Khalid Soomro, Zeeshan Memon and Habib Phulphoto have also jointly put together an installation, Piyaar tey Hathyaar using mixed media. It is an interesting concept, using hockey sticks, guns, spades, axes, etc., together with a movie flapper and a lighting fixture. After all, Pakistani movies of yore (in particular the Punjabi language ones) portrayed the themes of love and violent revenge hand in hand.
Aliya Yousuf’s installation, Nigar Awards catches this writer’s eye for its uniqueness of medium. Although Yousuf has been making ceramics and using the Urdu script as well, the 99 terracotta bowls with the titles of films and the year in which each of them received the award is a refreshing installation and a change from all the colour in the gallery. There can be different interpretations, but for me it relates to the temporal and fragile nature of stardom despite the heights gained by the actors and their films at one time or the other.
Nurayah Sheikh Nabi’s The Storyboard; morph of the dragon dance is an installation of ten wood-cut etchings and transfers. Anyone familiar with animation and film will find these of much interest.

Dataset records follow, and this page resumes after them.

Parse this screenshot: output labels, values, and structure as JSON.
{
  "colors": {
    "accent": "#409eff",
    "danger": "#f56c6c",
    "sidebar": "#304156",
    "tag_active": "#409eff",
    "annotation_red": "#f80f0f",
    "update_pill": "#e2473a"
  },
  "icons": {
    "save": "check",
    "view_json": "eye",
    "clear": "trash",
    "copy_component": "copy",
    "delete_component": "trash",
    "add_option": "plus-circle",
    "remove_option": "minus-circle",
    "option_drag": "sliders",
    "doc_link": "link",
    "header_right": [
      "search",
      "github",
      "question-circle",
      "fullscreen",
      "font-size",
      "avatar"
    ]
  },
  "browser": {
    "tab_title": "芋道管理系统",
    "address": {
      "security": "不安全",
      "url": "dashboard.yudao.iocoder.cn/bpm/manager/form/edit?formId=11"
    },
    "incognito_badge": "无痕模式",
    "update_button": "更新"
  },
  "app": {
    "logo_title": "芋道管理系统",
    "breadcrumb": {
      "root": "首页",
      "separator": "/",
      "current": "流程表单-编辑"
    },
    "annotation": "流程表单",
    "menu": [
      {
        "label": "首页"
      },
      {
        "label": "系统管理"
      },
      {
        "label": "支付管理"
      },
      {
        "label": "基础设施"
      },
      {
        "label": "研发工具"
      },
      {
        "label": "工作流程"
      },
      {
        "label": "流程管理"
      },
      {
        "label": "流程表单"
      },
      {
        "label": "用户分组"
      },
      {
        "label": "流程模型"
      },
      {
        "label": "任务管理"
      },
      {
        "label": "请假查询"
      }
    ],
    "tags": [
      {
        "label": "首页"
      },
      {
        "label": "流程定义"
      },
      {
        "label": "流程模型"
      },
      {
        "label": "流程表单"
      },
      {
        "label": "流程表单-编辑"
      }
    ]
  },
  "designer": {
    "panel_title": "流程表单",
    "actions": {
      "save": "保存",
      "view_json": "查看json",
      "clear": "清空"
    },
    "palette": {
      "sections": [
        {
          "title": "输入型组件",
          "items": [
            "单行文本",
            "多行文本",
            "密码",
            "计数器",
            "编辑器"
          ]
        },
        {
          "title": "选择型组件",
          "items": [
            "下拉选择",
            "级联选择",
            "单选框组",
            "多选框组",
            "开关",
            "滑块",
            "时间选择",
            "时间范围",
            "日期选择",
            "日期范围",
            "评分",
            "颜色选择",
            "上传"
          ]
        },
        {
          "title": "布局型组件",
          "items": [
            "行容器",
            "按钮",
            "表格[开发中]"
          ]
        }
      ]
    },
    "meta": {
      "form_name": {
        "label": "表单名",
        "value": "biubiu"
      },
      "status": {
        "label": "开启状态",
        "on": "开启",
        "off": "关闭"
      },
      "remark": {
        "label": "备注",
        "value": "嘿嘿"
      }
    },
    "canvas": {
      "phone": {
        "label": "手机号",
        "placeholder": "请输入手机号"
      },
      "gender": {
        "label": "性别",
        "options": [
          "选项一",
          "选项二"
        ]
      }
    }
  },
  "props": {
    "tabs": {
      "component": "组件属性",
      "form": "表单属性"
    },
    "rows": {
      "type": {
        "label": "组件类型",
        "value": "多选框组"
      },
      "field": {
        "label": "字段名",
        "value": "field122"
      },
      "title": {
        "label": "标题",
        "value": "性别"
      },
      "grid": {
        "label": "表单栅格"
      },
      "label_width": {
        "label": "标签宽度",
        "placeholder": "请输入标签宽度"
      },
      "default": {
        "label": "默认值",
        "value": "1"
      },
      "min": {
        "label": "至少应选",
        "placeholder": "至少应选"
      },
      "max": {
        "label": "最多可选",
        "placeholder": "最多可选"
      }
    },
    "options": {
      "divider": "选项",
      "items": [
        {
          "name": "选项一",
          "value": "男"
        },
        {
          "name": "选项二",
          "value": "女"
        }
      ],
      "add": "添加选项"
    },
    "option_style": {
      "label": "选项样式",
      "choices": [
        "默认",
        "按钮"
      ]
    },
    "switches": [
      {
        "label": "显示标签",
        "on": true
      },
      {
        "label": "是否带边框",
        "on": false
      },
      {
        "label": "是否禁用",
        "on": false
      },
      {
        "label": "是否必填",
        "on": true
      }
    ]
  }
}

VASL Artists’ Collective has put up a 32.5" x 54" digital print; Advanced Booking, composed of photographs formatted in the shape of an old ticket. Each of the numerous images depicts the decline of Pakistani cinema houses. The empty spaces and bare billboards underscore the slow death of the ones that still exist.

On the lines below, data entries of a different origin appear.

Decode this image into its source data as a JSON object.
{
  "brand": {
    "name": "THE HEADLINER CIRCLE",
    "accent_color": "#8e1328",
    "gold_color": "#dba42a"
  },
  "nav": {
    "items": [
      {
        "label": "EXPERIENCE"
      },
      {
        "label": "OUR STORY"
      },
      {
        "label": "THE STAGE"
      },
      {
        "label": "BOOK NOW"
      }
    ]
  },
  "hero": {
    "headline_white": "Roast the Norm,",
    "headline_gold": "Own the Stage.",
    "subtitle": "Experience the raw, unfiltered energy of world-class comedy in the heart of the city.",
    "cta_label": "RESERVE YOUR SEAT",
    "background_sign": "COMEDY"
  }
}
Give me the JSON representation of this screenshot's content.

There are several other artworks that deserve mention but paucity of space restricts me. Though viewers are taken through a striking artistic journey of the yesteryear films through various mediums, it is difficult to say what kind of connection is formed by the young generation of artists with their art. As opposed to have actually experienced living in that era and watching the movies of those iconic stars who ruled the hearts and minds of the Pakistani people, there seems to be a borrowed sense of nostalgia. I say this as they did not imitate the hairstyle of Waheed Murad; the coyness of Zeba; the pout of Madam Noor Jehan, or danced the Twist and Cha-cha-cha imitating Neelo and Rani, or wore flowers in their hair and applied bindiya like Shabnam. They did not live in the ‘teddy’ era or that of the bell-bottoms and flowery skirts. They have only watched the old flicks on their computers and television sets, as regretfully, some of them may have little or no recollection of going to the cinema houses outside of the culture of the cineplexes inside shopping malls in the city that thrives today.